Redox processes acidify and decarboxylate steam-pretreated lignocellulosic biomass and are modulated by LPMO and catalase
Journal article, 2018

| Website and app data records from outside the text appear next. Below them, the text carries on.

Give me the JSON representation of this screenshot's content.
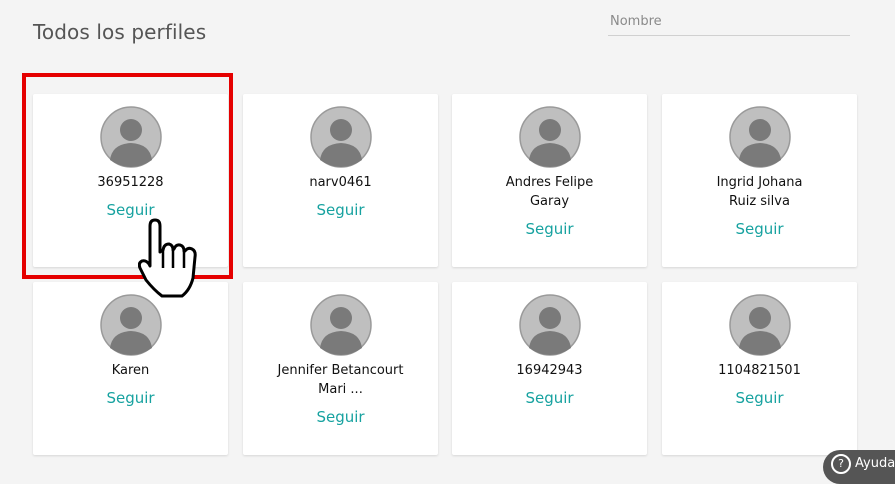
{
  "page": {
    "title": "Todos los perfiles"
  },
  "search": {
    "placeholder": "Nombre"
  },
  "profiles": [
    {
      "name": "36951228",
      "action": "Seguir"
    },
    {
      "name": "narv0461",
      "action": "Seguir"
    },
    {
      "name": "Andres Felipe Garay",
      "action": "Seguir"
    },
    {
      "name": "Ingrid Johana Ruiz silva",
      "action": "Seguir"
    },
    {
      "name": "Karen",
      "action": "Seguir"
    },
    {
      "name": "Jennifer Betancourt Mari ...",
      "action": "Seguir"
    },
    {
      "name": "16942943",
      "action": "Seguir"
    },
    {
      "name": "1104821501",
      "action": "Seguir"
    }
  ],
  "help": {
    "label": "Ayuda"
  },
  "icons": {
    "avatar": "user-avatar-icon",
    "cursor": "hand-pointer-icon",
    "help": "question-icon"
  },
  "colors": {
    "accent": "#17a2a0",
    "highlight": "#e50000"
  }
}
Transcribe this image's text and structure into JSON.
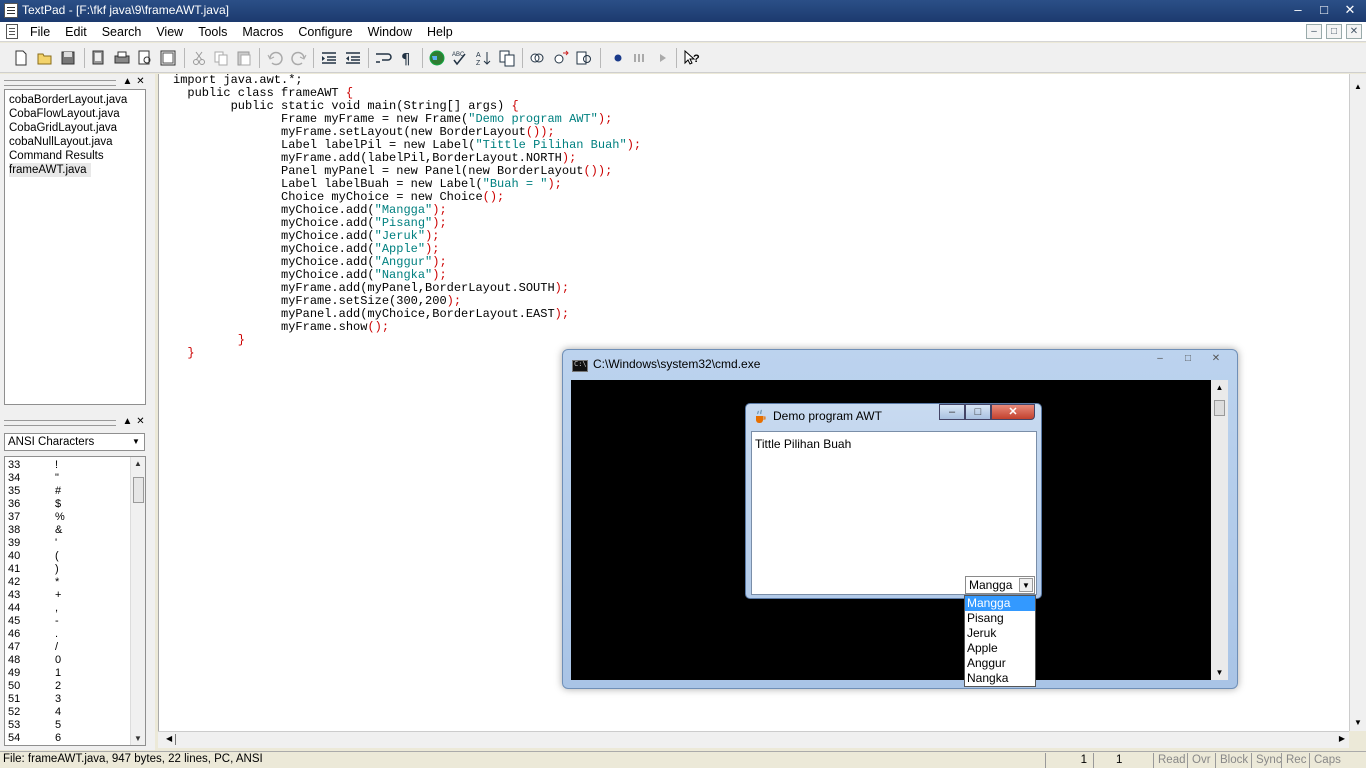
{
  "window": {
    "title": "TextPad - [F:\\fkf java\\9\\frameAWT.java]",
    "controls": [
      "–",
      "□",
      "✕"
    ]
  },
  "menubar": {
    "items": [
      "File",
      "Edit",
      "Search",
      "View",
      "Tools",
      "Macros",
      "Configure",
      "Window",
      "Help"
    ],
    "mdi_controls": [
      "–",
      "□",
      "✕"
    ]
  },
  "toolbar": {
    "icons": [
      "new-file-icon",
      "open-folder-icon",
      "save-icon",
      "save-all-icon",
      "print-icon",
      "print-preview-icon",
      "manage-files-icon",
      "cut-icon",
      "copy-icon",
      "paste-icon",
      "undo-icon",
      "redo-icon",
      "indent-icon",
      "outdent-icon",
      "word-wrap-icon",
      "show-paragraph-icon",
      "web-browser-icon",
      "spelling-icon",
      "sort-icon",
      "compare-icon",
      "find-icon",
      "replace-icon",
      "find-in-files-icon",
      "record-macro-icon",
      "pause-macro-icon",
      "play-macro-icon",
      "context-help-icon"
    ]
  },
  "file_pane": {
    "files": [
      "cobaBorderLayout.java",
      "CobaFlowLayout.java",
      "CobaGridLayout.java",
      "cobaNullLayout.java",
      "Command Results",
      "frameAWT.java"
    ],
    "selected": "frameAWT.java"
  },
  "clip_pane": {
    "library": "ANSI Characters",
    "rows": [
      [
        "33",
        "!"
      ],
      [
        "34",
        "\""
      ],
      [
        "35",
        "#"
      ],
      [
        "36",
        "$"
      ],
      [
        "37",
        "%"
      ],
      [
        "38",
        "&"
      ],
      [
        "39",
        "'"
      ],
      [
        "40",
        "("
      ],
      [
        "41",
        ")"
      ],
      [
        "42",
        "*"
      ],
      [
        "43",
        "+"
      ],
      [
        "44",
        ","
      ],
      [
        "45",
        "-"
      ],
      [
        "46",
        "."
      ],
      [
        "47",
        "/"
      ],
      [
        "48",
        "0"
      ],
      [
        "49",
        "1"
      ],
      [
        "50",
        "2"
      ],
      [
        "51",
        "3"
      ],
      [
        "52",
        "4"
      ],
      [
        "53",
        "5"
      ],
      [
        "54",
        "6"
      ]
    ]
  },
  "editor": {
    "lines": [
      [
        [
          "tx",
          "import java.awt.*;"
        ]
      ],
      [
        [
          "tx",
          "  public class frameAWT "
        ],
        [
          "pu",
          "{"
        ]
      ],
      [
        [
          "tx",
          "        public static void main(String[] args) "
        ],
        [
          "pu",
          "{"
        ]
      ],
      [
        [
          "tx",
          "               Frame myFrame = new Frame("
        ],
        [
          "st",
          "\"Demo program AWT\""
        ],
        [
          "pu",
          ");"
        ]
      ],
      [
        [
          "tx",
          "               myFrame.setLayout(new BorderLayout"
        ],
        [
          "pu",
          "());"
        ]
      ],
      [
        [
          "tx",
          "               Label labelPil = new Label("
        ],
        [
          "st",
          "\"Tittle Pilihan Buah\""
        ],
        [
          "pu",
          ");"
        ]
      ],
      [
        [
          "tx",
          "               myFrame.add(labelPil,BorderLayout.NORTH"
        ],
        [
          "pu",
          ");"
        ]
      ],
      [
        [
          "tx",
          "               Panel myPanel = new Panel(new BorderLayout"
        ],
        [
          "pu",
          "());"
        ]
      ],
      [
        [
          "tx",
          "               Label labelBuah = new Label("
        ],
        [
          "st",
          "\"Buah = \""
        ],
        [
          "pu",
          ");"
        ]
      ],
      [
        [
          "tx",
          "               Choice myChoice = new Choice"
        ],
        [
          "pu",
          "();"
        ]
      ],
      [
        [
          "tx",
          "               myChoice.add("
        ],
        [
          "st",
          "\"Mangga\""
        ],
        [
          "pu",
          ");"
        ]
      ],
      [
        [
          "tx",
          "               myChoice.add("
        ],
        [
          "st",
          "\"Pisang\""
        ],
        [
          "pu",
          ");"
        ]
      ],
      [
        [
          "tx",
          "               myChoice.add("
        ],
        [
          "st",
          "\"Jeruk\""
        ],
        [
          "pu",
          ");"
        ]
      ],
      [
        [
          "tx",
          "               myChoice.add("
        ],
        [
          "st",
          "\"Apple\""
        ],
        [
          "pu",
          ");"
        ]
      ],
      [
        [
          "tx",
          "               myChoice.add("
        ],
        [
          "st",
          "\"Anggur\""
        ],
        [
          "pu",
          ");"
        ]
      ],
      [
        [
          "tx",
          "               myChoice.add("
        ],
        [
          "st",
          "\"Nangka\""
        ],
        [
          "pu",
          ");"
        ]
      ],
      [
        [
          "tx",
          "               myFrame.add(myPanel,BorderLayout.SOUTH"
        ],
        [
          "pu",
          ");"
        ]
      ],
      [
        [
          "tx",
          "               myFrame.setSize(300,200"
        ],
        [
          "pu",
          ");"
        ]
      ],
      [
        [
          "tx",
          "               myPanel.add(myChoice,BorderLayout.EAST"
        ],
        [
          "pu",
          ");"
        ]
      ],
      [
        [
          "tx",
          "               myFrame.show"
        ],
        [
          "pu",
          "();"
        ]
      ],
      [
        [
          "pu",
          "         }"
        ]
      ],
      [
        [
          "pu",
          "  }"
        ]
      ]
    ]
  },
  "statusbar": {
    "file_info": "File: frameAWT.java, 947 bytes, 22 lines, PC, ANSI",
    "line": "1",
    "column": "1",
    "indicators": [
      "Read",
      "Ovr",
      "Block",
      "Sync",
      "Rec",
      "Caps"
    ]
  },
  "cmd_window": {
    "title": "C:\\Windows\\system32\\cmd.exe",
    "controls": [
      "–",
      "□",
      "✕"
    ]
  },
  "awt_frame": {
    "title": "Demo program AWT",
    "label": "Tittle Pilihan Buah",
    "choice_value": "Mangga",
    "options": [
      "Mangga",
      "Pisang",
      "Jeruk",
      "Apple",
      "Anggur",
      "Nangka"
    ],
    "highlighted": "Mangga",
    "controls": [
      "–",
      "□",
      "✕"
    ]
  }
}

Background: The bioconversion of lignocellulosic feedstocks to ethanol is being commercialised, but further process development is required to improve their economic feasibility. Efficient saccharification of lignocellulose to fermentable sugars requires oxidative cleavage of glycosidic linkages by lytic polysaccharide monooxygenases (LPMOs). However, a proper understanding of the catalytic mechanism of this enzyme class and the interaction with other redox processes associated with the saccharification of lignocellulose is still lacking. The in-use stability of LPMO-containing enzyme cocktails is increased by the addition of catalase implying that hydrogen peroxide (H2O2) is generated in the slurry during incubation. Therefore, we sought to characterize the effects of enzymatic and abiotic sources of H2O2on lignocellulose hydrolysis to identify parameters that could improve this process. Moreover, we studied the abiotic redox reactions of steam-pretreated wheat straw as a function of temperature and dry-matter (DM) content. Results: Abiotic reactions in pretreated wheat straw consume oxygen, release carbon dioxide (CO2) to the slurry, and decrease the pH. The magnitude of these reactions increased with temperature and with DM content. The presence of LPMO during saccharification reduced the amount of CO2liberated, while the effect on pH was insignificant. Catalase led to increased decarboxylation through an unknown mechanism. Both in situ-generated and added H2O2caused a decrease in pH. Conclusions: Abiotic redox processes similar to those that occur in natural water-logged environments also affect the saccharification of pretreated lignocellulose. Heating of the lignocellulosic material and adjustment of pH trigger rapid oxygen consumption and acidification of the slurry. In industrial settings, it will be of utmost importance to control these processes. LPMOs interact with the surrounding redox compounds and redirect abiotic electron flow from decarboxylating reactions to fuel the oxidative cleavage of glycosidic bonds in cellulose.